Monday, 27 August 2012

A tale of two typhoons


Courtesy NASA
Typhoon Bolaven, a category IV typhoon, is barrelling north into the Yellow Sea, whilst maintaining a gossamer thread link to its half-sized brother Tembin south of Taiwan. Tembin is a category I system.

Bolaven is weakening as it heads for landfall in North Korea, which will receive large amounts of rainfall.
Tembin is going to be dragged north by its larger neighbour. 

Monday 27 August

A day of very mixed fortunes. After an abysmal start to the day, with heavy rain, it brightened up - only for the wind to ratchet up a notch to force 7, with gusts to 45 mph.

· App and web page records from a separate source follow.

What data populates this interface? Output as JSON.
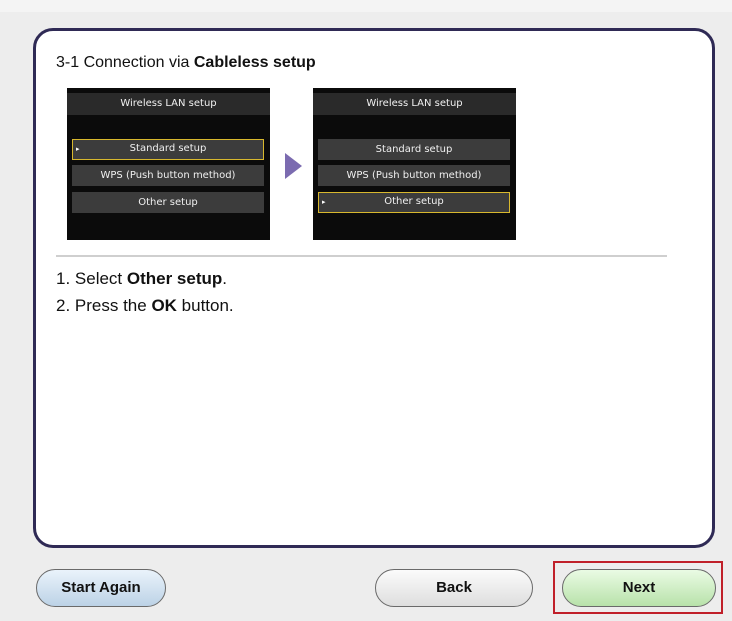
{
  "heading": {
    "prefix": "3-1 Connection via ",
    "bold": "Cableless setup"
  },
  "screen_before": {
    "title": "Wireless LAN setup",
    "items": [
      {
        "label": "Standard setup",
        "selected": true
      },
      {
        "label": "WPS (Push button method)",
        "selected": false
      },
      {
        "label": "Other setup",
        "selected": false
      }
    ]
  },
  "screen_after": {
    "title": "Wireless LAN setup",
    "items": [
      {
        "label": "Standard setup",
        "selected": false
      },
      {
        "label": "WPS (Push button method)",
        "selected": false
      },
      {
        "label": "Other setup",
        "selected": true
      }
    ]
  },
  "steps": [
    {
      "prefix": "1. Select ",
      "bold": "Other setup",
      "suffix": "."
    },
    {
      "prefix": "2. Press the ",
      "bold": "OK",
      "suffix": " button."
    }
  ],
  "buttons": {
    "start_again": "Start Again",
    "back": "Back",
    "next": "Next"
  },
  "colors": {
    "panel_border": "#2f2a55",
    "arrow": "#7b6bb0",
    "selection_outline": "#d8b82e",
    "highlight_box": "#c0202a",
    "next_button": "#b8e2aa",
    "start_button": "#bcd2e6"
  },
  "icons": {
    "transition": "arrow-right-icon",
    "selection_marker": "caret-right-icon"
  }
}
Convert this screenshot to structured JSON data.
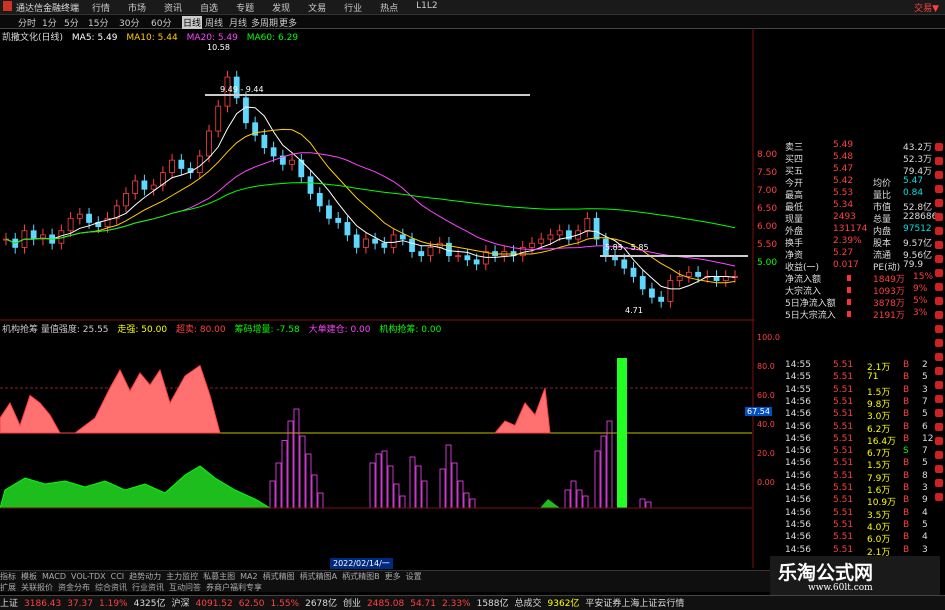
{
  "app": {
    "title": "通达信金融终端",
    "brand": "交易▼"
  },
  "menu": [
    "行情",
    "市场",
    "资讯",
    "自选",
    "专题",
    "发现",
    "文易",
    "行业",
    "热点",
    "L1L2"
  ],
  "periods": [
    "分时",
    "1分",
    "5分",
    "15分",
    "30分",
    "60分",
    "日线",
    "周线",
    "月线",
    "多周期",
    "更多"
  ],
  "selected_period": "日线",
  "stock": {
    "name": "凯撒文化(日线)"
  },
  "ma_legend": [
    {
      "label": "MA5: 5.49",
      "color": "#ffffff"
    },
    {
      "label": "MA10: 5.44",
      "color": "#ffcc00"
    },
    {
      "label": "MA20: 5.49",
      "color": "#ff44ff"
    },
    {
      "label": "MA60: 6.29",
      "color": "#00ff00"
    }
  ],
  "price_notes": {
    "high_mark": "10.58",
    "level_1": "9.49 - 9.44",
    "level_2": "5.85 - 5.85",
    "low_mark": "4.71"
  },
  "indicator_legend": [
    {
      "label": "机构抢筹 量值强度: 25.55",
      "color": "#cccccc"
    },
    {
      "label": "走强: 50.00",
      "color": "#ffff00"
    },
    {
      "label": "超卖: 80.00",
      "color": "#ff4040"
    },
    {
      "label": "筹码增量: -7.58",
      "color": "#00ff00"
    },
    {
      "label": "大单建仓: 0.00",
      "color": "#ff44ff"
    },
    {
      "label": "机构抢筹: 0.00",
      "color": "#00ff00"
    }
  ],
  "y_axis_price": [
    "8.00",
    "7.50",
    "7.00",
    "6.50",
    "6.00",
    "5.50",
    "5.00"
  ],
  "y_axis_ind": [
    "100.0",
    "80.0",
    "60.0",
    "40.0",
    "20.0",
    "0.00"
  ],
  "ind_marker": "67.54",
  "date_label": "2022/02/14/一",
  "quote_rows": [
    {
      "l": "卖三",
      "v": "5.49",
      "l2": "",
      "v2": "43.2万"
    },
    {
      "l": "买四",
      "v": "5.48",
      "l2": "",
      "v2": "52.3万"
    },
    {
      "l": "买五",
      "v": "5.47",
      "l2": "",
      "v2": "79.4万"
    },
    {
      "l": "今开",
      "v": "5.42",
      "l2": "均价",
      "v2": "5.47"
    },
    {
      "l": "最高",
      "v": "5.53",
      "l2": "量比",
      "v2": "0.84"
    },
    {
      "l": "最低",
      "v": "5.34",
      "l2": "市值",
      "v2": "52.8亿"
    },
    {
      "l": "现量",
      "v": "2493",
      "l2": "总量",
      "v2": "228686"
    },
    {
      "l": "外盘",
      "v": "131174",
      "l2": "内盘",
      "v2": "97512"
    },
    {
      "l": "换手",
      "v": "2.39%",
      "l2": "股本",
      "v2": "9.57亿"
    },
    {
      "l": "净资",
      "v": "5.27",
      "l2": "流通",
      "v2": "9.56亿"
    },
    {
      "l": "收益(一)",
      "v": "0.017",
      "l2": "PE(动)",
      "v2": "79.9"
    },
    {
      "l": "净流入额",
      "v": "",
      "l2": "1849万",
      "v2": "15%"
    },
    {
      "l": "大宗流入",
      "v": "",
      "l2": "1093万",
      "v2": "9%"
    },
    {
      "l": "5日净流入额",
      "v": "",
      "l2": "3878万",
      "v2": "5%"
    },
    {
      "l": "5日大宗流入",
      "v": "",
      "l2": "2191万",
      "v2": "3%"
    }
  ],
  "ticks": [
    {
      "t": "14:55",
      "p": "5.51",
      "v": "2.1万",
      "d": "B",
      "n": "2"
    },
    {
      "t": "14:55",
      "p": "5.51",
      "v": "71",
      "d": "B",
      "n": "5"
    },
    {
      "t": "14:55",
      "p": "5.51",
      "v": "1.5万",
      "d": "B",
      "n": "3"
    },
    {
      "t": "14:56",
      "p": "5.51",
      "v": "9.8万",
      "d": "B",
      "n": "7"
    },
    {
      "t": "14:56",
      "p": "5.51",
      "v": "3.0万",
      "d": "B",
      "n": "5"
    },
    {
      "t": "14:56",
      "p": "5.51",
      "v": "6.2万",
      "d": "B",
      "n": "6"
    },
    {
      "t": "14:56",
      "p": "5.51",
      "v": "16.4万",
      "d": "B",
      "n": "12"
    },
    {
      "t": "14:56",
      "p": "5.51",
      "v": "6.7万",
      "d": "S",
      "n": "7"
    },
    {
      "t": "14:56",
      "p": "5.51",
      "v": "1.5万",
      "d": "B",
      "n": "5"
    },
    {
      "t": "14:56",
      "p": "5.51",
      "v": "7.9万",
      "d": "B",
      "n": "8"
    },
    {
      "t": "14:56",
      "p": "5.51",
      "v": "1.6万",
      "d": "B",
      "n": "3"
    },
    {
      "t": "14:56",
      "p": "5.51",
      "v": "10.9万",
      "d": "B",
      "n": "9"
    },
    {
      "t": "14:56",
      "p": "5.51",
      "v": "3.5万",
      "d": "B",
      "n": "4"
    },
    {
      "t": "14:56",
      "p": "5.51",
      "v": "4.0万",
      "d": "B",
      "n": "5"
    },
    {
      "t": "14:56",
      "p": "5.51",
      "v": "6.0万",
      "d": "B",
      "n": "4"
    },
    {
      "t": "14:56",
      "p": "5.51",
      "v": "2.1万",
      "d": "B",
      "n": "3"
    },
    {
      "t": "14:56",
      "p": "5.51",
      "v": "11.1万",
      "d": "B",
      "n": "9"
    },
    {
      "t": "14:56",
      "p": "5.50",
      "v": "0.2万",
      "d": "S",
      "n": "2"
    },
    {
      "t": "14:56",
      "p": "5.51",
      "v": "5.2万",
      "d": "B",
      "n": "6"
    }
  ],
  "tabs_row1": [
    "A股",
    "股票",
    "基金",
    "港股",
    "美股",
    "期货",
    "外汇",
    "债券",
    "更多"
  ],
  "tabs_row2": [
    "指标",
    "模板",
    "MACD",
    "VOL-TDX",
    "CCI",
    "趋势动力",
    "主力监控",
    "私募主图",
    "MA2",
    "柄式精图",
    "柄式精图A",
    "柄式精图B",
    "更多",
    "设置"
  ],
  "tabs_row3": [
    "扩展",
    "关联报价",
    "资金分布",
    "综合资讯",
    "行业资讯",
    "互动问答",
    "券商户福利专享"
  ],
  "status": [
    {
      "l": "上证",
      "v": "3186.43",
      "c": "37.37",
      "p": "1.19%",
      "a": "4325亿"
    },
    {
      "l": "沪深",
      "v": "4091.52",
      "c": "62.50",
      "p": "1.55%",
      "a": "2678亿"
    },
    {
      "l": "创业",
      "v": "2485.08",
      "c": "54.71",
      "p": "2.33%",
      "a": "1588亿"
    }
  ],
  "status_tail": {
    "label": "总成交",
    "value": "9362亿",
    "broker": "平安证券上海上证云行情"
  },
  "watermark": {
    "cn": "乐淘公式网",
    "url": "www.60lt.com"
  }
}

As I type this, the sun is going down and the wind is still blowing. We'll keep the wind well into tomorrow.

Yesterday, a canoe overturned in the sea a few miles west of Gairloch, on the mainland. In it were two families, out for the day from Invergordon, north of Inverness. One of the adults went missing and three young children, aged 2, 5 and 5, have drowned. Another child and another adult managed to gain the shore to raise the alarm. The incident was the first headline on national news; initially only two youngsters had died, but it was announced at 7pm tonight that a third one had succumbed to the ordeal. The Coastguard have spent the day scouring Loch Gairloch for the missing man, but the search was changed to a recovery operation which was stood down when the weather deteriorated during the afternoon. Gairloch is about 45 miles southwest of Stornoway and has much the same weather patterns. Loch Gairloch is connected to the open waters of the Minch, and is known to have strong tidal currents, particularly on account of the island in the bay.


I took the above image on 26 July 1994. It shows the area where this tragedy played out yesterday.

The northeastern coast of the Gulf of Mexico, from Louisiana eastward, are bracing themselves from a strike by tropical storm Isaac, which is forecast to intensify to hurricane force soon. The National Hurricane Center in Miami is predicting a storm surge of 6 to 12 feet along the Louisiana coastline, at precisely the location and date where Hurricane Katrina impacted in 2005. Isaac is expected to be "only" category I; Katrina was a cat III, downgraded from V, when it hit New Orleans.